• Data records for software interfaces
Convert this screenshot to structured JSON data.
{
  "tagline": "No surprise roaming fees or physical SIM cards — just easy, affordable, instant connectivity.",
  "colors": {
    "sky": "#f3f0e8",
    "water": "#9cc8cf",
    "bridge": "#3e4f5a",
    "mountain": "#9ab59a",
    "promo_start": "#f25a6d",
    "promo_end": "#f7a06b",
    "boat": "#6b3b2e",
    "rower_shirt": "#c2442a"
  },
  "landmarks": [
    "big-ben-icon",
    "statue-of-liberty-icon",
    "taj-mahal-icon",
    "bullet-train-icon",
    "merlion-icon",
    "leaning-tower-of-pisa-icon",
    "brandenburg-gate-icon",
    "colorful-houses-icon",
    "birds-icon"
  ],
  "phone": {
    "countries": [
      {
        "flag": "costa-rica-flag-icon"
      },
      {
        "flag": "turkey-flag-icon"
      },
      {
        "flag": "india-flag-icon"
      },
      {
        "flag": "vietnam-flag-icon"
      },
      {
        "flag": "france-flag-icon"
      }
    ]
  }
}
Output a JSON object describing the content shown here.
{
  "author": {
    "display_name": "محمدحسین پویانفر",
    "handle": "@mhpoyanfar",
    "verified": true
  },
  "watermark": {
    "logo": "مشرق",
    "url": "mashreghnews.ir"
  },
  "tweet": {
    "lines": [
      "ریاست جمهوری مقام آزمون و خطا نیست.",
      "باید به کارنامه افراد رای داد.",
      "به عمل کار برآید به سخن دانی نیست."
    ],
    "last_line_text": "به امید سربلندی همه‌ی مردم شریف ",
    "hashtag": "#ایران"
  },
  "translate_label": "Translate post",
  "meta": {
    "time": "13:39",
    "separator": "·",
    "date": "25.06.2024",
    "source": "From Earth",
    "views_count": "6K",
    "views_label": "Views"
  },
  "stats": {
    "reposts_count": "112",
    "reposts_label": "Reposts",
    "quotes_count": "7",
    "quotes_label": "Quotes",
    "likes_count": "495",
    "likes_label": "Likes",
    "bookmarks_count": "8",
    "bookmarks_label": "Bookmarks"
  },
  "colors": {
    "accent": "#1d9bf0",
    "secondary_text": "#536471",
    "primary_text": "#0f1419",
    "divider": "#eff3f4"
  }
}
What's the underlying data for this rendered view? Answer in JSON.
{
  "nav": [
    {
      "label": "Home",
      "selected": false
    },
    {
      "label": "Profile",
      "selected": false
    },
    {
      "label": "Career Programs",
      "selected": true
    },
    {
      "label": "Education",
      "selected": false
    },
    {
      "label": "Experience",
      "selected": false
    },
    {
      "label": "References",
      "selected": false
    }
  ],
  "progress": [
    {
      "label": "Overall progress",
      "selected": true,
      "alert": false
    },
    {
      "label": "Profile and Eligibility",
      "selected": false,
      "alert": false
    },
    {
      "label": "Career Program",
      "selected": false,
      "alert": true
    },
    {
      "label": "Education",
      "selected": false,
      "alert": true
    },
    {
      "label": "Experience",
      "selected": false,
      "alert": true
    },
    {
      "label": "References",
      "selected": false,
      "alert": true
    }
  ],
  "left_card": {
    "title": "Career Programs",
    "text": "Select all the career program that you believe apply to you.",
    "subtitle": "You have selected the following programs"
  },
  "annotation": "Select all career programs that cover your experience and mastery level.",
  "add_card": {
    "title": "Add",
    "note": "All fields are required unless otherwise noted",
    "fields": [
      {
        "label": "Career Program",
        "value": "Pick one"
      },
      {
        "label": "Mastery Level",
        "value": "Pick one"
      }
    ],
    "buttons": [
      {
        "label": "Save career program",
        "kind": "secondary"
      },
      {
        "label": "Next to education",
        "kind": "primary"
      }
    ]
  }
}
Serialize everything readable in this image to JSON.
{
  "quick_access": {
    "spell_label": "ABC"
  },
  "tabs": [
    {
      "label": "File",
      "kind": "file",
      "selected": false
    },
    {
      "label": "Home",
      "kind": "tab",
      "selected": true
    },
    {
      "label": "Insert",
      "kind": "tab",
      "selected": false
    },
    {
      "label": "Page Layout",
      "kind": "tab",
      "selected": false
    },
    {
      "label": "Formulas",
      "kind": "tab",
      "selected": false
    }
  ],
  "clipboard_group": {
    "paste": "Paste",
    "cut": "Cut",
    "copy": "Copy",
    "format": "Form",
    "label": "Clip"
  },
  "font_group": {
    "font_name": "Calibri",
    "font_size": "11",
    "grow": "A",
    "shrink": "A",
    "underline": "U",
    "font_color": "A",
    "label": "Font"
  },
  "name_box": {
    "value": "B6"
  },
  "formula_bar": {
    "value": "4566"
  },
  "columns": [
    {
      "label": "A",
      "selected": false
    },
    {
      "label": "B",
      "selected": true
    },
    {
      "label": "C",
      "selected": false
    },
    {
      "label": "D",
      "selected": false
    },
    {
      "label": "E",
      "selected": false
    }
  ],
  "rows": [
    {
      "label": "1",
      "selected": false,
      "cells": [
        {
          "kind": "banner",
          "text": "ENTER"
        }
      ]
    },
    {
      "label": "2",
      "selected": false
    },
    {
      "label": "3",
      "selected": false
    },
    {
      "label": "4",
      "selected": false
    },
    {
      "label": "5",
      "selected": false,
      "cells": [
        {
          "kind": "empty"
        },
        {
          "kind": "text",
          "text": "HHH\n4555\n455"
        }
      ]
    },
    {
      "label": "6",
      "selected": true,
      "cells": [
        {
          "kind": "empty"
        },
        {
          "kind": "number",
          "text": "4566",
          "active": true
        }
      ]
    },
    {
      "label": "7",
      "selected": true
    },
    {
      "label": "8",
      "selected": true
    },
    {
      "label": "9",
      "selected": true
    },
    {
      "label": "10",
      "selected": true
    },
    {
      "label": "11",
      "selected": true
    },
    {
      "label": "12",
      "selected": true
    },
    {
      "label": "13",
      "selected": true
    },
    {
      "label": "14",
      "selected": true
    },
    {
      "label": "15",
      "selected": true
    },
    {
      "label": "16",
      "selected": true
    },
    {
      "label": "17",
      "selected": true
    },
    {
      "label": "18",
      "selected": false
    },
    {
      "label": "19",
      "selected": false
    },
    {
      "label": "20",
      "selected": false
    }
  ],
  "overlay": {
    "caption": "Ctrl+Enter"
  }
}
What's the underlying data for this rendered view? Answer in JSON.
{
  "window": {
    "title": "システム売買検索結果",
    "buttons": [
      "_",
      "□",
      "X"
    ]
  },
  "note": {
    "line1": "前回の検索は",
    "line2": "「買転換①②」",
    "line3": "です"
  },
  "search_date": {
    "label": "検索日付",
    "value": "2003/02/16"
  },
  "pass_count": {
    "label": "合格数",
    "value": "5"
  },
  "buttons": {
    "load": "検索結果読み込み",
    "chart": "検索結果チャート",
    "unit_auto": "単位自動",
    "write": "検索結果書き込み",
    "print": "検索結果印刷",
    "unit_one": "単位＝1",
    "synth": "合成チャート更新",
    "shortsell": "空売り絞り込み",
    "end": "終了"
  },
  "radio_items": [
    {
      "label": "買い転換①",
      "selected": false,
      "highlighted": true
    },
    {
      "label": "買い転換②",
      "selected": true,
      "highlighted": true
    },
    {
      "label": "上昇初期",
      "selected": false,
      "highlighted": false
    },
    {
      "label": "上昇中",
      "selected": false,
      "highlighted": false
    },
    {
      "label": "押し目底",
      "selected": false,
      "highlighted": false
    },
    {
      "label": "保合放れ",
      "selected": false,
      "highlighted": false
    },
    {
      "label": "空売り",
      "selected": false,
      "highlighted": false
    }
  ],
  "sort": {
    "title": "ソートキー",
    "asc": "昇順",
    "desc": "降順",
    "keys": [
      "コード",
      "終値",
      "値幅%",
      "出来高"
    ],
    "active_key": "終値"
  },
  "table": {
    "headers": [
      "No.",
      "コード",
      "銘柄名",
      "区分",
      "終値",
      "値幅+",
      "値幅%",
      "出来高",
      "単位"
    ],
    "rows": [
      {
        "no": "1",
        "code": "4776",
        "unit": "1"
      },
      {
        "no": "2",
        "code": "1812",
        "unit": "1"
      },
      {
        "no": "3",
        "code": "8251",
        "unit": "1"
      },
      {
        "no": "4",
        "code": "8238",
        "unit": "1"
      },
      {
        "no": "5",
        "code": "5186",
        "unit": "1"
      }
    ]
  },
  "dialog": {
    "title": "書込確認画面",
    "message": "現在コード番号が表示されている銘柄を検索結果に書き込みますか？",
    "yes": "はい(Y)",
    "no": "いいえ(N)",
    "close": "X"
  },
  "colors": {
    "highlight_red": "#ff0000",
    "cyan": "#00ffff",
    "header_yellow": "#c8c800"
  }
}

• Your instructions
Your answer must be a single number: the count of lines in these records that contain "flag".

• Task solution
5